The records below are to be copied word for word, with every picture left out.

-------- Supplied records

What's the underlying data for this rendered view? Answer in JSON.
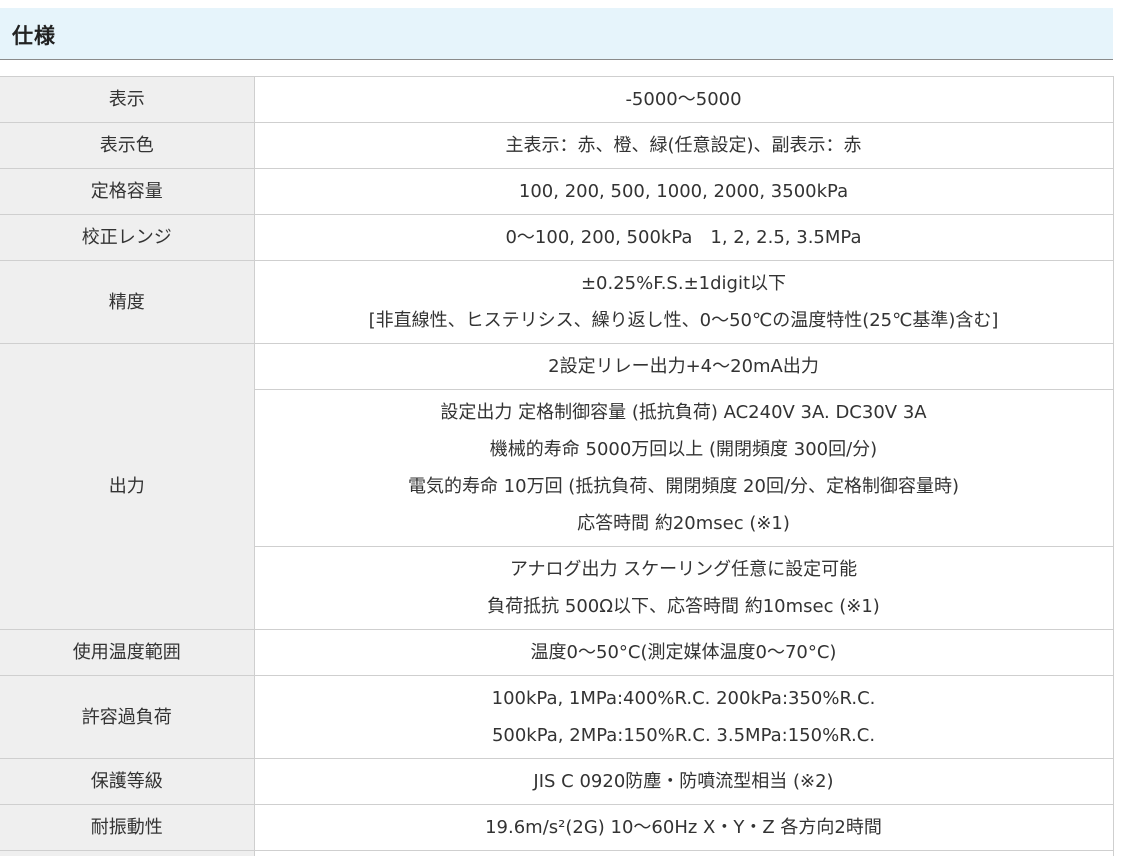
{
  "section": {
    "title": "仕様"
  },
  "rows": [
    {
      "label": "表示",
      "lines": [
        "-5000～5000"
      ]
    },
    {
      "label": "表示色",
      "lines": [
        "主表示：赤、橙、緑(任意設定)、副表示：赤"
      ]
    },
    {
      "label": "定格容量",
      "lines": [
        "100, 200, 500, 1000, 2000, 3500kPa"
      ]
    },
    {
      "label": "校正レンジ",
      "lines": [
        "0～100, 200, 500kPa　1, 2, 2.5, 3.5MPa"
      ]
    },
    {
      "label": "精度",
      "lines": [
        "±0.25%F.S.±1digit以下",
        "[非直線性、ヒステリシス、繰り返し性、0～50℃の温度特性(25℃基準)含む]"
      ]
    },
    {
      "label": "出力",
      "groups": [
        {
          "lines": [
            "2設定リレー出力+4～20mA出力"
          ]
        },
        {
          "lines": [
            "設定出力 定格制御容量 (抵抗負荷) AC240V 3A. DC30V 3A",
            "機械的寿命 5000万回以上 (開閉頻度 300回/分)",
            "電気的寿命 10万回 (抵抗負荷、開閉頻度 20回/分、定格制御容量時)",
            "応答時間 約20msec (※1)"
          ]
        },
        {
          "lines": [
            "アナログ出力 スケーリング任意に設定可能",
            "負荷抵抗 500Ω以下、応答時間 約10msec (※1)"
          ]
        }
      ]
    },
    {
      "label": "使用温度範囲",
      "lines": [
        "温度0～50°C(測定媒体温度0～70°C)"
      ]
    },
    {
      "label": "許容過負荷",
      "lines": [
        "100kPa, 1MPa:400%R.C. 200kPa:350%R.C.",
        "500kPa, 2MPa:150%R.C. 3.5MPa:150%R.C."
      ]
    },
    {
      "label": "保護等級",
      "lines": [
        "JIS C 0920防塵・防噴流型相当 (※2)"
      ]
    },
    {
      "label": "耐振動性",
      "lines": [
        "19.6m/s²(2G) 10～60Hz X・Y・Z 各方向2時間"
      ]
    }
  ]
}
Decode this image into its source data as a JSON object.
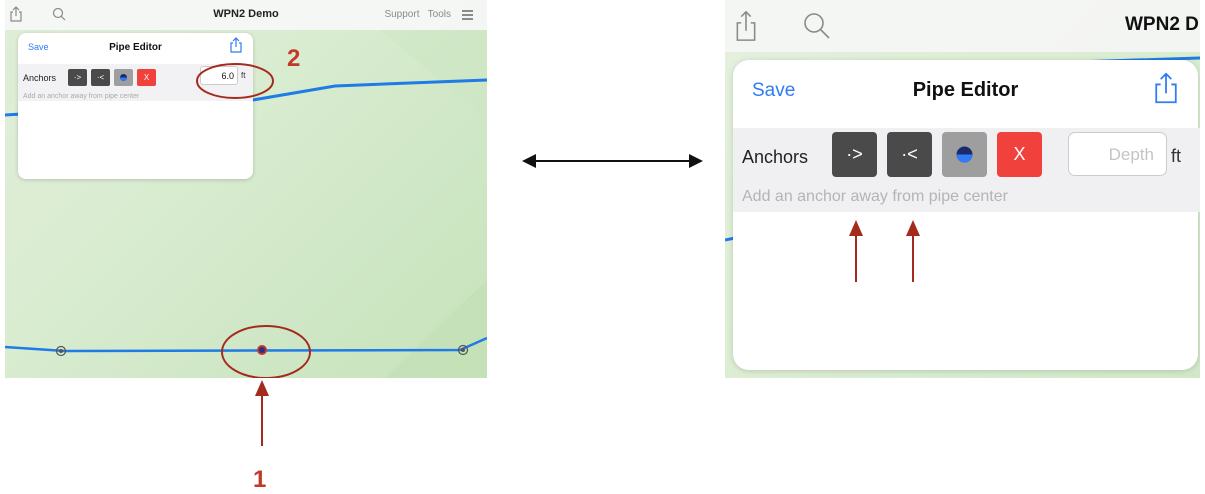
{
  "left_view": {
    "app_title": "WPN2 Demo",
    "menu": {
      "support": "Support",
      "tools": "Tools"
    },
    "panel": {
      "save": "Save",
      "title": "Pipe Editor",
      "anchors_label": "Anchors",
      "buttons": {
        "forward": "·>",
        "back": "·<",
        "center": "●",
        "delete": "X"
      },
      "depth_value": "6.0",
      "unit": "ft",
      "hint": "Add an anchor away from pipe center"
    }
  },
  "right_view": {
    "app_title": "WPN2 D",
    "panel": {
      "save": "Save",
      "title": "Pipe Editor",
      "anchors_label": "Anchors",
      "buttons": {
        "forward": "·>",
        "back": "·<",
        "center": "●",
        "delete": "X"
      },
      "depth_placeholder": "Depth",
      "unit": "ft",
      "hint": "Add an anchor away from pipe center"
    }
  },
  "annotations": {
    "label_1": "1",
    "label_2": "2"
  },
  "colors": {
    "pipe_blue": "#1f7be6",
    "accent_blue": "#2f7cf6",
    "delete_red": "#f0413c",
    "dark_button": "#4a4a4a",
    "gray_button": "#9e9e9e",
    "annotation_red": "#c0392b"
  },
  "icons": [
    "share-icon",
    "search-icon",
    "hamburger-icon",
    "anchor-dot-icon",
    "double-arrow",
    "annotation-arrow"
  ]
}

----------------

Response below:
What's the underlying data for this rendered view? Answer in JSON.
{
  "section": {
    "title": "仕様"
  },
  "rows": [
    {
      "label": "表示",
      "lines": [
        "-5000～5000"
      ]
    },
    {
      "label": "表示色",
      "lines": [
        "主表示：赤、橙、緑(任意設定)、副表示：赤"
      ]
    },
    {
      "label": "定格容量",
      "lines": [
        "100, 200, 500, 1000, 2000, 3500kPa"
      ]
    },
    {
      "label": "校正レンジ",
      "lines": [
        "0～100, 200, 500kPa　1, 2, 2.5, 3.5MPa"
      ]
    },
    {
      "label": "精度",
      "lines": [
        "±0.25%F.S.±1digit以下",
        "[非直線性、ヒステリシス、繰り返し性、0～50℃の温度特性(25℃基準)含む]"
      ]
    },
    {
      "label": "出力",
      "groups": [
        {
          "lines": [
            "2設定リレー出力+4～20mA出力"
          ]
        },
        {
          "lines": [
            "設定出力 定格制御容量 (抵抗負荷) AC240V 3A. DC30V 3A",
            "機械的寿命 5000万回以上 (開閉頻度 300回/分)",
            "電気的寿命 10万回 (抵抗負荷、開閉頻度 20回/分、定格制御容量時)",
            "応答時間 約20msec (※1)"
          ]
        },
        {
          "lines": [
            "アナログ出力 スケーリング任意に設定可能",
            "負荷抵抗 500Ω以下、応答時間 約10msec (※1)"
          ]
        }
      ]
    },
    {
      "label": "使用温度範囲",
      "lines": [
        "温度0～50°C(測定媒体温度0～70°C)"
      ]
    },
    {
      "label": "許容過負荷",
      "lines": [
        "100kPa, 1MPa:400%R.C. 200kPa:350%R.C.",
        "500kPa, 2MPa:150%R.C. 3.5MPa:150%R.C."
      ]
    },
    {
      "label": "保護等級",
      "lines": [
        "JIS C 0920防塵・防噴流型相当 (※2)"
      ]
    },
    {
      "label": "耐振動性",
      "lines": [
        "19.6m/s²(2G) 10～60Hz X・Y・Z 各方向2時間"
      ]
    }
  ]
}
Decode this image into its source data as a JSON object.
{
  "left_view": {
    "app_title": "WPN2 Demo",
    "menu": {
      "support": "Support",
      "tools": "Tools"
    },
    "panel": {
      "save": "Save",
      "title": "Pipe Editor",
      "anchors_label": "Anchors",
      "buttons": {
        "forward": "·>",
        "back": "·<",
        "center": "●",
        "delete": "X"
      },
      "depth_value": "6.0",
      "unit": "ft",
      "hint": "Add an anchor away from pipe center"
    }
  },
  "right_view": {
    "app_title": "WPN2 D",
    "panel": {
      "save": "Save",
      "title": "Pipe Editor",
      "anchors_label": "Anchors",
      "buttons": {
        "forward": "·>",
        "back": "·<",
        "center": "●",
        "delete": "X"
      },
      "depth_placeholder": "Depth",
      "unit": "ft",
      "hint": "Add an anchor away from pipe center"
    }
  },
  "annotations": {
    "label_1": "1",
    "label_2": "2"
  },
  "colors": {
    "pipe_blue": "#1f7be6",
    "accent_blue": "#2f7cf6",
    "delete_red": "#f0413c",
    "dark_button": "#4a4a4a",
    "gray_button": "#9e9e9e",
    "annotation_red": "#c0392b"
  },
  "icons": [
    "share-icon",
    "search-icon",
    "hamburger-icon",
    "anchor-dot-icon",
    "double-arrow",
    "annotation-arrow"
  ]
}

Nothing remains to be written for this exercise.